Purposes are a good anchor (so many metaphors!) We also need more detail to make a workable and legal compliant constitution. A subcommittee of the Management Committee — Betsy Marshall, Terry Childs, Jonathan Mason and me — has reviewed existing rules to ensure that we preserve the ways of working that serve us. These have been preserved and transferred to our new draft constitution.
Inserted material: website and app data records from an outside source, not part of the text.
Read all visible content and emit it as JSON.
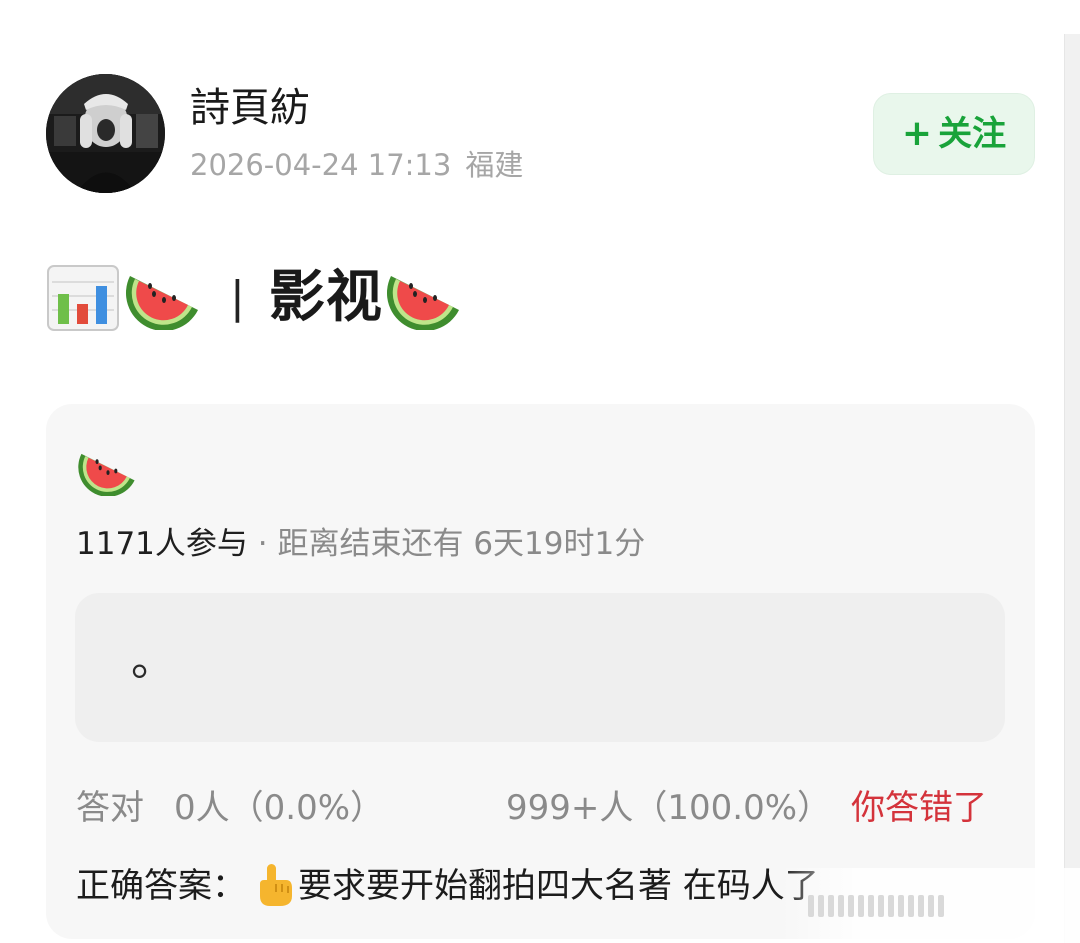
{
  "header": {
    "username": "詩頁紡",
    "timestamp": "2026-04-24 17:13",
    "location": "福建",
    "follow_plus": "+",
    "follow_label": "关注"
  },
  "post": {
    "title_separator": "|",
    "title_text": "影视",
    "title_icons": [
      "bar-chart-emoji",
      "watermelon-emoji",
      "watermelon-emoji"
    ]
  },
  "poll": {
    "participants": "1171人参与",
    "separator": " · ",
    "remaining": "距离结束还有 6天19时1分",
    "option_text": "。",
    "correct_label": "答对",
    "correct_value": "0人（0.0%）",
    "wrong_value": "999+人（100.0%）",
    "wrong_tag": "你答错了",
    "answer_label": "正确答案：",
    "answer_text": "要求要开始翻拍四大名著 在码人了"
  },
  "colors": {
    "accent_green": "#19a33a",
    "follow_bg": "#e9f7ec",
    "error_red": "#d4333b",
    "card_bg": "#f7f7f7",
    "option_bg": "#efefef"
  }
}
Other features of the draft constitution we haven’t had before include clear processes for becoming and ceasing to be a member, provisions for conflict resolution, and a requirement to maintain an up-to-date register of members.

So, what next?

The draft constitution is being reviewed by lawyers to ensure it is compliant.

Once we’ve heard back from them, we will call a Special General Meeting for members to vote on the recommendation to become an incorporated society, and to accept the new constitution.

The history of our constitutional arrangements is the little-told, somewhat dry stream (yes, another metaphor!) of a history that includes a travelling horse-drawn bus taking Unitarianism to the people, the city’s first performance pipe organ (now lovingly restored and still very much here), long-involved families including the Mackys, mentioned on several plaques on our walls and still actively supporting us, support for conscientious objectors in the world wars of the 20th century, the Workers Education Association meeting here and performing original plays, the launching of the Rafters folk club in the ’60s which is still going strong, the joint ministry of Noel and Thelma Blyth, the waves of migrants, particularly from the US, who continue to find a spiritual home here, a haven for the Polynesian Panthers who ran a homework club here, the joint ministry of Linda and Max Moss, participation in the fight for marriage equality, membership of the Living Wage Movement and Te Ohu Whakawhanaunga, providing sanctuary for Indian students facing deportation, Clay Nelson’s ministry (described by Max Moss, Minister Emeritus as a “golden age”), and countless individual stories of spiritual transformation and strength from community.

Indeed, our roots hold us close and our wings set us free.


Meditation / Conversation starter

  • What holds you close?
  • What sets you free?


Opening Words:- To learn more about being human” by Erika Hewitt

Chalice Lighting:- “Different Yet United” by Pat Uribe-Lichty

Reading:- “Religious community is essential” by Mark Morrison-Reed

Time for all ages:-The Very Hungry Caterpillar” by Eric Carle

Closing Words:- are by Rev. Erika Hewitt,
Hewitt, E (2019).  ‘Our Worship’, in Frederick-Gray, Rev. Susan (ed.)
Unitarian Universalist Pocket Guide. Boston: Skinner House Books, pp 38-39.